Many news outlets are reporting on a study that suggests copper may be an environmental trigger for Alzheimer’s disease. As is noted in a press release announcing the results of the study, “Copper’s presence in the food supply is ubiquitous. It is found in drinking water carried by copper pipes, nutritional supplements, and in certain foods such as red meats, shellfish, nuts, and many fruits and vegetables.”
Like lead, copper in home plumbing can leach into tap water through corrosion. Because potential problems are confined to homes with lead and copper piping, EPA regulates these contaminants differently than most. Utilities are required to collect samples of tap water from homes believed to be of higher risk, and if more than 10 percent of those samples contain high levels of lead or copper, the utility takes additional steps to control corrosion and notifies customers of the problem.
The U.S. Environmental Protection Agency is in the midst of a review of the existing Lead and Copper Rule, and it’s possible that the new study will be considered within that framework. If so, it will likely be considered along other studies, some of which do not find the same degree of risk from copper.

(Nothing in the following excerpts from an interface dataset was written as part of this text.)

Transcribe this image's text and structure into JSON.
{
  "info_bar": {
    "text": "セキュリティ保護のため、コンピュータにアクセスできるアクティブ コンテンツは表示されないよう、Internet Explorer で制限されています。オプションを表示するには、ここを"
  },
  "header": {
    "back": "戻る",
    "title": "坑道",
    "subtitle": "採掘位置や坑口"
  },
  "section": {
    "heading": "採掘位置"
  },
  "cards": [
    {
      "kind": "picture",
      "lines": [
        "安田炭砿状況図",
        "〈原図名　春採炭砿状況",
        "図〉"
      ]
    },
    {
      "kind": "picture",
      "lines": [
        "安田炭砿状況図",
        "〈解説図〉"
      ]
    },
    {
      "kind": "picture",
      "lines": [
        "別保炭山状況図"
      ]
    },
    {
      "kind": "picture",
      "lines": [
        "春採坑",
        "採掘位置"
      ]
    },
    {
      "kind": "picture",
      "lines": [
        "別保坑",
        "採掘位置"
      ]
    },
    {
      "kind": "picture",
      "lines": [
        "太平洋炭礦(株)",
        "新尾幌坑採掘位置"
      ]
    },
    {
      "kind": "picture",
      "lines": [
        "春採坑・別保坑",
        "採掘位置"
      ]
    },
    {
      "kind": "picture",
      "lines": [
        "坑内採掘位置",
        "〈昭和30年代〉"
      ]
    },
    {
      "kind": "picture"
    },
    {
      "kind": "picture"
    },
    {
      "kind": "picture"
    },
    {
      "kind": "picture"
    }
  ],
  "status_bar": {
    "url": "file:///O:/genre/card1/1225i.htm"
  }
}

If you are concerned about the potential dangers of lead or copper in drinking water, your water can be tested by a certified laboratory to determine if you have a problem. Your utility can help you find one.